Marrakech is more than just a city.  It is a pearl polished by history and its tradition of hospitality which, for centuries, has known how to welcome visitors.  You will be amazed by the atmosphere and scenery of the imperial city.  Its secret is in its genuine and unspoilt charm and in its splendour and simplicity.  Marrakech has a wide range of incredible curiosities with so many more delights to be discovered off the beaten track.

You must take a trip through the medina or a stroll to Place Jemaa El Fna for a journey through time.  Your reference points will change as you go back in time with the past suddenly appearing in the form of snake charmers and magicians dispensing secret potions and medicines.

The Jardin Majorelle in Marrakech is one of the most visited sites in Morocco. It took French painter Jacques Majorelle (1886-1962) forty years of passion and dedication to create this enchanting garden in the heart of the “Ochre City”.

We amble along shady lanes, in the midst of trees and exotic plants of dreamy origin; we walk past refreshing, burbling streams and pools filled with water lilies and lotus flowers; we hear wafting through the air, laden with sugared fragrance, the rustling of leaves and the chirping of numerous birds who come here to take refuge; we stop, and the path turns unexpectedly, revealing a building with Moorish charm, with a hint of Art Deco, painted in astonishingly vibrant primary colours, glowing with an intense blue the artist perceived in the Atlas Mountains.

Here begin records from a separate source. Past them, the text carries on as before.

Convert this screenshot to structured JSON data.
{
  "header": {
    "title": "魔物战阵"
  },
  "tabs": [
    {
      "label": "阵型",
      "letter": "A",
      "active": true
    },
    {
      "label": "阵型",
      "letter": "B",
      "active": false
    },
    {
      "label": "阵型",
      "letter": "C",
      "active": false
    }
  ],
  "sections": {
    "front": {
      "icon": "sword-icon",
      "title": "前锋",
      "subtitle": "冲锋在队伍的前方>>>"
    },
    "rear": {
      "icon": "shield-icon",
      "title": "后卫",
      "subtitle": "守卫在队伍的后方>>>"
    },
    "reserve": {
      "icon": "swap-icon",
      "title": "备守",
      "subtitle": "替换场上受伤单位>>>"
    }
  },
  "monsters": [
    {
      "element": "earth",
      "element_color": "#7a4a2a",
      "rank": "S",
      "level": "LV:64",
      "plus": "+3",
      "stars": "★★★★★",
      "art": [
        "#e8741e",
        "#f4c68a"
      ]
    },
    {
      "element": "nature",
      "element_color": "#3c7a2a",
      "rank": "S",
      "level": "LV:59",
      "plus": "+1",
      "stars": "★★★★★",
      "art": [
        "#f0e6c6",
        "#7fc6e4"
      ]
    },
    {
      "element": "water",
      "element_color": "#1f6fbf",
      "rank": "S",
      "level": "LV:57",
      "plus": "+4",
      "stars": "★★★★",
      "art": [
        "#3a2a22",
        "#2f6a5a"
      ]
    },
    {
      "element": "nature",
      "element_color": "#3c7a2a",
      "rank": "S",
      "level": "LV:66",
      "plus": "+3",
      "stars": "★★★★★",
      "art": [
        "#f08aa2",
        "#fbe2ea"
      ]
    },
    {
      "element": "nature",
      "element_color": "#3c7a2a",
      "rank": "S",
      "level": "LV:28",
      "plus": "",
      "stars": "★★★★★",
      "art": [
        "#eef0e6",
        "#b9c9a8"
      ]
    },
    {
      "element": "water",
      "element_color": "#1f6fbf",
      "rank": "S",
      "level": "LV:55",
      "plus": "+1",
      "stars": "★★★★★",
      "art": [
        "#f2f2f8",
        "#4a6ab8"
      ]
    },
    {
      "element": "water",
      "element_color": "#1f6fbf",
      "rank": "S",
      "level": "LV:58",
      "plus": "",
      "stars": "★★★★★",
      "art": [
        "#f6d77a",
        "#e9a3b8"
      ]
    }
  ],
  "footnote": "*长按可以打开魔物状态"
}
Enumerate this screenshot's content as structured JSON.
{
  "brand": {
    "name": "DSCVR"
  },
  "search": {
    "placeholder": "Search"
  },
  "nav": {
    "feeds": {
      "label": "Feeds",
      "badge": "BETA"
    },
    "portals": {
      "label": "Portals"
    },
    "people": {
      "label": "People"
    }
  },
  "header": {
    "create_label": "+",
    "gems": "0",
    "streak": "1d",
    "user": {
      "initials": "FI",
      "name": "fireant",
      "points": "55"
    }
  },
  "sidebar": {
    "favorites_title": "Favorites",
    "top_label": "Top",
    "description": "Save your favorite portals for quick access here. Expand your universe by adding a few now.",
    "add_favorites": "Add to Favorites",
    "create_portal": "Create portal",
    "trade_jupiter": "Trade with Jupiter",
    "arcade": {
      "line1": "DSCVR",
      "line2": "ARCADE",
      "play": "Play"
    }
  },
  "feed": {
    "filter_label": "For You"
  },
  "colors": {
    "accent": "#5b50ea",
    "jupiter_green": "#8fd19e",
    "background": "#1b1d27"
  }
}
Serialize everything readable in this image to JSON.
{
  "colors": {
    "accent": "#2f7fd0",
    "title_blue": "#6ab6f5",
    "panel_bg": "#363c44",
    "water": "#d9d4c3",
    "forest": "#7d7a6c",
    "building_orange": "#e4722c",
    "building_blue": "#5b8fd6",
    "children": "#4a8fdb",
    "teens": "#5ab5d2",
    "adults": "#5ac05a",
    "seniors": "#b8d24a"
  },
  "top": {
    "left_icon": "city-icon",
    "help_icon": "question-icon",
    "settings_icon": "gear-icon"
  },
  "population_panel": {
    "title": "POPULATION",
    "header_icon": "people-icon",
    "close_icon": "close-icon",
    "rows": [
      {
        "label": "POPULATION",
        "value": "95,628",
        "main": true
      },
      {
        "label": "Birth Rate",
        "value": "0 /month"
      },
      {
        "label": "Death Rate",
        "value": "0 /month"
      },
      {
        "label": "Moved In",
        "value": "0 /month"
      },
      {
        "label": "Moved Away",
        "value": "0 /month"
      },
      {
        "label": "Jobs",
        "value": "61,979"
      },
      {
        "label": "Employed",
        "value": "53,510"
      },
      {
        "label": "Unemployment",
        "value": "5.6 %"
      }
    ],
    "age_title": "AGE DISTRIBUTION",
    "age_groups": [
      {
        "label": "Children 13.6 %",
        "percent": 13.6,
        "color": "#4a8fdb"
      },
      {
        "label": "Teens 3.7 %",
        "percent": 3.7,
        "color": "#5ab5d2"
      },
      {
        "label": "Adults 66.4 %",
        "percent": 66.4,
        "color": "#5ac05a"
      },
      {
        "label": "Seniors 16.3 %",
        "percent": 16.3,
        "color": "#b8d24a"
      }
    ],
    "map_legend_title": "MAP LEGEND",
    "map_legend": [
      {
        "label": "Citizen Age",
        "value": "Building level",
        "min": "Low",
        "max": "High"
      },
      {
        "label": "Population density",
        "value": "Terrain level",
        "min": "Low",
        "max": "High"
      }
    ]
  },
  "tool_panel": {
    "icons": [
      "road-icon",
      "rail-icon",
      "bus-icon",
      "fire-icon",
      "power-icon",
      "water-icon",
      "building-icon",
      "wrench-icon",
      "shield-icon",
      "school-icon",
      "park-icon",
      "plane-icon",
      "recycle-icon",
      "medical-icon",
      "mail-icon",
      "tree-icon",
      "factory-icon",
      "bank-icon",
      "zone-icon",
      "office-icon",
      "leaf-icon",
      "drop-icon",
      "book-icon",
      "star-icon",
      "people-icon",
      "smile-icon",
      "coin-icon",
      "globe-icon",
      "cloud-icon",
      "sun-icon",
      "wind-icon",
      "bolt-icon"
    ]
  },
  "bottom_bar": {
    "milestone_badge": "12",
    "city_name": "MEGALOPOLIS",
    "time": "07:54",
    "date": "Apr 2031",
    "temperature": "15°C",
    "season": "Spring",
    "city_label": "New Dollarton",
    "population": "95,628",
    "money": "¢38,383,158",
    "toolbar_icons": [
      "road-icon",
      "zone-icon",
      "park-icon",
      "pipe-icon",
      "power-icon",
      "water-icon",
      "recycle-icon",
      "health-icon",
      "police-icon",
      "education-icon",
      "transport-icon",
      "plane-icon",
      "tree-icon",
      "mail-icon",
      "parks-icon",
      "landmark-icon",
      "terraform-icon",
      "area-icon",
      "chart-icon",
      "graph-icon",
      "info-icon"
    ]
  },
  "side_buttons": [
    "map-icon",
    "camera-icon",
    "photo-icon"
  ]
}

We are soothed and enchanted by the harmony of this luxuriant and vivid imagery, which issues a delicate summons to the senses, offering us a calming retreat near, and yet so far from the bustling city, sheltered from time by high earthen walls.
The Ben Youssef Maderssa was an Islamic college in Marrakesh, Morocco, named after the Almoravid sultan Ali ibn Yusuf (reigned 1106–1142), who expanded the city and its influence considerably. It is the largest Mederssa in all of Morocco.
Central Medina. This is the geographical heart, spiritual soul and tourist hub of the medina. Everything in this area – demarcated at its southern end by the gardens of the Koutoubia and at its northern edge by Rue Dar el Bacha – revolves like a whirlpool around the iconic Jemaa el Fna with its ancient nightly spectacle. The souks stretch north of the square, and the magnificent Koutoubia Mosque at the neighbourhood’s western edge stands sentinel over the whole of Marrakech.

Southern Medina. The grandest part of the medina, this southern neighbourhood has a colourful cultural history and is where you’ll find many of the city’s most chic riads. Made up predominantly of the original fortified kasbah, the royal palace and the Mellah (Jewish quarter) with its colourful markets, the area is punctuated by the great imperial palaces of Marrakech, some wonderful museums celebrating the city’s heritage, the legendary Mamounia hotel and the Agdal Gardens, where Marrakchis picnic in summer.

Northern Medina. Far from the mania of the souks, the northern triangle of the medina is, for the most part, refreshingly undiscovered. Traditional, tranquil residential life is played out around the tomb of Marrakech’s most revered patron saint, Sidi Bel Abbes; vintage-lovers can spend hours exploring the chaotic rambling flea market of Souk el Khemis; south, closer to the souks, are galleries, fondouks, boutique shops, romantic riad restaurants, a scattering of tailor’s shops and hammams, and the atmospheric Madrassa Ben Youssef.
Explore the Ourika Valley in the High Atlas Mountains on a full-day private sightseeing tour from Marrakech. See traditional Berber homes, and visit a women’s argan oil co-operative. Refresh yourself by stunning waterfalls, and stop at roadside souks.
The Bahia Palace a big old house and a set of houses were collected and converted into palace in the late nineteenth century by the Moroccan architect El Mekki on behalf of the Grand Vizier Ba Ahmed ben Moussa said Hmad (1841-1900) . The best workmen and craftsmen of the country have worked continuously for six years (1894-1900).

The Bahia Palace is located in the medina of Marrakech along the northern edge of the district Mellah or Jewish quarter. Although the exact dates of the construction of the palace are unknown, the building was in use between 1859 and 1873 and was completed by 1900. The palace was built in two stages by two different men, a father and son who has served in grand viziers Alawite Cherifian.
The Koutoubia Mosque is a landmark structure in Marrakech. Construction of the minaret was completed under the reign of Yacoub el Mansour (Almohad Caliph Yaqub al-Mansour), who ruled between 1184 and 1199.

At the time that it was built, the Koutaoubia Mosque was an engineering feat. Today it is a historical masterpiece. Visitors will undoubtedly be astounded at the sheer size of the minaret that became the model example for other minarets, such as the Hassan Tower in the city of Rabat and the Giralda of Selville.
Escape the heat of Marrakech and drive into the Atlas Mountains. Ride a mule and pass berber villages and enjoy the stunning views of the countryside. Enjoy a traditional lunch in a Berber house and take a short walk with your driver before driving back to Marrakech.